*** TASK INPUTS ***
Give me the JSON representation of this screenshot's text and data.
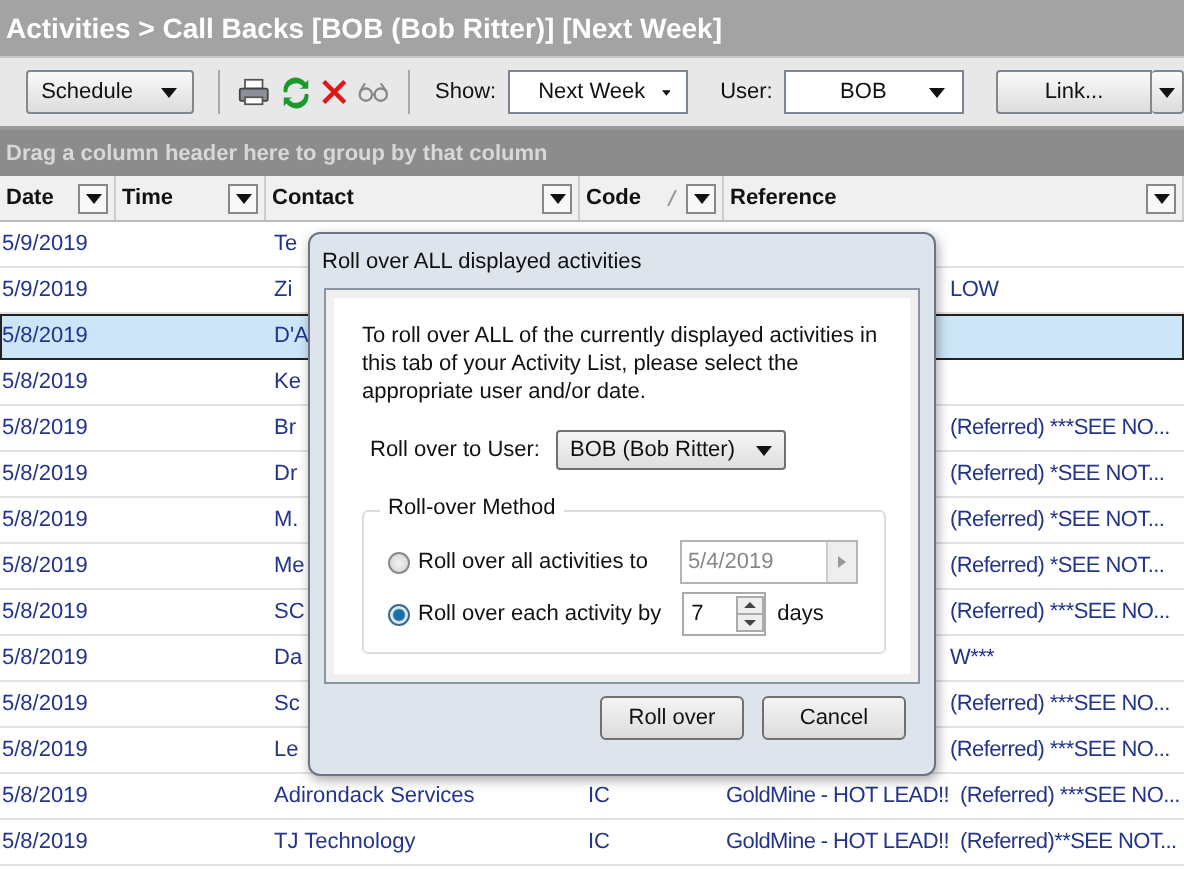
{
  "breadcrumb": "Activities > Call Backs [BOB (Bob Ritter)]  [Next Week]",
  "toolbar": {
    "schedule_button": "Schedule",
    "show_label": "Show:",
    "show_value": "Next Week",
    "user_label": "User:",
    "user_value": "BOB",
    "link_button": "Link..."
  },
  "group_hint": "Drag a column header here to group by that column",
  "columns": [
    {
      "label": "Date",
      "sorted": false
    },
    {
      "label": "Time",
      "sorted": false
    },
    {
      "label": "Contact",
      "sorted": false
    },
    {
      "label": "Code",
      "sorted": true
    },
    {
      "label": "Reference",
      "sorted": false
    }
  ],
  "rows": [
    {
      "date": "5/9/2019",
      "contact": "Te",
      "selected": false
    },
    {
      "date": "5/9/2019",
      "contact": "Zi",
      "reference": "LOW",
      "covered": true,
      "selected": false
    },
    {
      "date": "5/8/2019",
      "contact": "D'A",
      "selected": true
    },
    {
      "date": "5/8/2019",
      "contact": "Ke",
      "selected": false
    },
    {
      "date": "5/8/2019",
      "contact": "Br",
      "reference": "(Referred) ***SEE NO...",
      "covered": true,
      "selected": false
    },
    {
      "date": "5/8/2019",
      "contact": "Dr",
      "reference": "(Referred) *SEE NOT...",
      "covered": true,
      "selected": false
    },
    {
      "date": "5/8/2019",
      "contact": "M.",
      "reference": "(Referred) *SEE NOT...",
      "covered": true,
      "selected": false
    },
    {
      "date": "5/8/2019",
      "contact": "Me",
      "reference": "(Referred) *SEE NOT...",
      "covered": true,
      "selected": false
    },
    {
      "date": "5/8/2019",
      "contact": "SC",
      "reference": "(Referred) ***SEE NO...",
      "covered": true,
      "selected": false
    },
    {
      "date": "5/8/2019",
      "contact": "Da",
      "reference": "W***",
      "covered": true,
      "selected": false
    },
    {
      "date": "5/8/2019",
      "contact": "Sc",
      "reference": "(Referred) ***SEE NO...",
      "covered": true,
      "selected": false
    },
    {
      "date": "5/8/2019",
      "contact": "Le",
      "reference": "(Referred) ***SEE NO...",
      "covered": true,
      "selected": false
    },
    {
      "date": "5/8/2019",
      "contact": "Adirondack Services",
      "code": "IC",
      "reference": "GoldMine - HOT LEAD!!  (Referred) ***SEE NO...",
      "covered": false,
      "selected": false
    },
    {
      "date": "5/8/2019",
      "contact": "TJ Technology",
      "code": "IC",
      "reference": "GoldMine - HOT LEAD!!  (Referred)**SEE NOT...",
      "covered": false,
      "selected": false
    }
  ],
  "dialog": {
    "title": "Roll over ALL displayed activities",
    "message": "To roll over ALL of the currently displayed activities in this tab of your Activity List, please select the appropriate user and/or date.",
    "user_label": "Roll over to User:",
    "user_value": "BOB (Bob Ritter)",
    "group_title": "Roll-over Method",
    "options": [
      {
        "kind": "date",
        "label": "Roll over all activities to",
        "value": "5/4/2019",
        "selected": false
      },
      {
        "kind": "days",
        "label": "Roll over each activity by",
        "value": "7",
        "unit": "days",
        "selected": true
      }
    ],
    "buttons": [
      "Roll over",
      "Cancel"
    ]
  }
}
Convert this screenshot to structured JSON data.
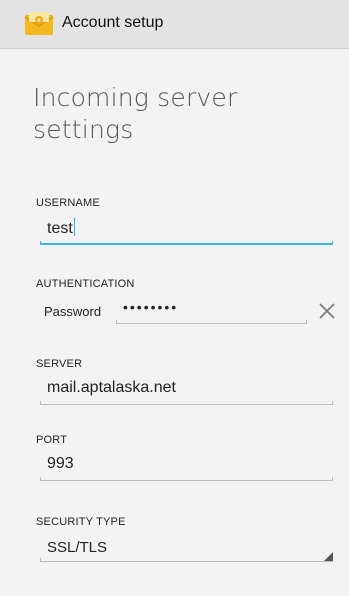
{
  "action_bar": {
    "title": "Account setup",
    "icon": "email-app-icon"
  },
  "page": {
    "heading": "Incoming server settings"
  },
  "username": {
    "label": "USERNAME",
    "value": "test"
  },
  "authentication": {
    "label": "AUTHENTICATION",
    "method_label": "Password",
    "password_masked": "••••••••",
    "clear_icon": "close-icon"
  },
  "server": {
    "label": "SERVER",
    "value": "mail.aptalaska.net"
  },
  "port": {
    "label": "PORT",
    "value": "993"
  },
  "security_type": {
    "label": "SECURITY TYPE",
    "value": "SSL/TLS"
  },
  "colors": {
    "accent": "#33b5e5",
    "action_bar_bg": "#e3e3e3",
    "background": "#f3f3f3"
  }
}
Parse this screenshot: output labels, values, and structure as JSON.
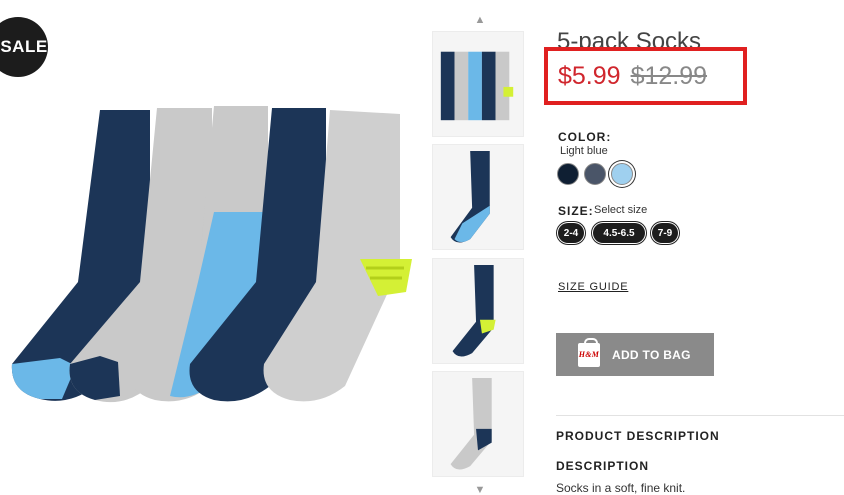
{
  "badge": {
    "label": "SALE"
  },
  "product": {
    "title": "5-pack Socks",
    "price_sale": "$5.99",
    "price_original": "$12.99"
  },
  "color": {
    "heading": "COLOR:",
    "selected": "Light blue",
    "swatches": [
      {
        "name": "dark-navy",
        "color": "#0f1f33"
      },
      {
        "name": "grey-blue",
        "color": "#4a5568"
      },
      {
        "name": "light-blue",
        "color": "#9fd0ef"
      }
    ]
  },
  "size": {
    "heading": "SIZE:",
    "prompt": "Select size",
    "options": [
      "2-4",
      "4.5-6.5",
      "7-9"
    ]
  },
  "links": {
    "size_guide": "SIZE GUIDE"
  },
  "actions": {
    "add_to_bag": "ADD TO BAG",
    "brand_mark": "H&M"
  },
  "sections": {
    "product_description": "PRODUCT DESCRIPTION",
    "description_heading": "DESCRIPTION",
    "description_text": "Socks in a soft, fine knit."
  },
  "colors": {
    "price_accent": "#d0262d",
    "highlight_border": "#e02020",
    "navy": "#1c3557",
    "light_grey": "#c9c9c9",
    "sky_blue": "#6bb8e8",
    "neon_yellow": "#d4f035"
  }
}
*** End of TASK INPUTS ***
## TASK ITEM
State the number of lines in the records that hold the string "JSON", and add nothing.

## EXERCISE RESULT
3